What is expected:
An exact reproduction of the records is required, with all pictures omitted.

Stored data
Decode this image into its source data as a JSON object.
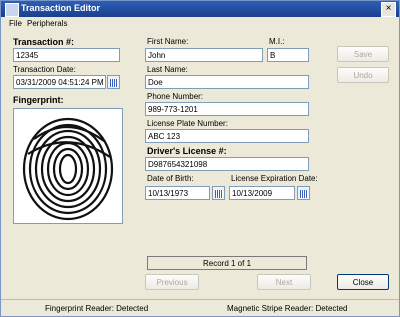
{
  "window": {
    "title": "Transaction Editor",
    "close": "×"
  },
  "menu": {
    "file": "File",
    "peripherals": "Peripherals"
  },
  "transaction": {
    "number_label": "Transaction #:",
    "number": "12345",
    "date_label": "Transaction Date:",
    "date": "03/31/2009 04:51:24 PM"
  },
  "fingerprint": {
    "label": "Fingerprint:"
  },
  "person": {
    "first_name_label": "First Name:",
    "first_name": "John",
    "mi_label": "M.I.:",
    "mi": "B",
    "last_name_label": "Last Name:",
    "last_name": "Doe",
    "phone_label": "Phone Number:",
    "phone": "989-773-1201",
    "plate_label": "License Plate Number:",
    "plate": "ABC 123",
    "dl_label": "Driver's License #:",
    "dl": "D987654321098",
    "dob_label": "Date of Birth:",
    "dob": "10/13/1973",
    "exp_label": "License Expiration Date:",
    "exp": "10/13/2009"
  },
  "buttons": {
    "save": "Save",
    "undo": "Undo",
    "previous": "Previous",
    "next": "Next",
    "close": "Close"
  },
  "record": "Record 1 of 1",
  "status": {
    "fingerprint_reader": "Fingerprint Reader: Detected",
    "magstripe_reader": "Magnetic Stripe Reader: Detected"
  }
}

Final answer:
Decode this image into its source data as a JSON object.
{
  "window": {
    "title": "Transaction Editor",
    "close": "×"
  },
  "menu": {
    "file": "File",
    "peripherals": "Peripherals"
  },
  "transaction": {
    "number_label": "Transaction #:",
    "number": "12345",
    "date_label": "Transaction Date:",
    "date": "03/31/2009 04:51:24 PM"
  },
  "fingerprint": {
    "label": "Fingerprint:"
  },
  "person": {
    "first_name_label": "First Name:",
    "first_name": "John",
    "mi_label": "M.I.:",
    "mi": "B",
    "last_name_label": "Last Name:",
    "last_name": "Doe",
    "phone_label": "Phone Number:",
    "phone": "989-773-1201",
    "plate_label": "License Plate Number:",
    "plate": "ABC 123",
    "dl_label": "Driver's License #:",
    "dl": "D987654321098",
    "dob_label": "Date of Birth:",
    "dob": "10/13/1973",
    "exp_label": "License Expiration Date:",
    "exp": "10/13/2009"
  },
  "buttons": {
    "save": "Save",
    "undo": "Undo",
    "previous": "Previous",
    "next": "Next",
    "close": "Close"
  },
  "record": "Record 1 of 1",
  "status": {
    "fingerprint_reader": "Fingerprint Reader: Detected",
    "magstripe_reader": "Magnetic Stripe Reader: Detected"
  }
}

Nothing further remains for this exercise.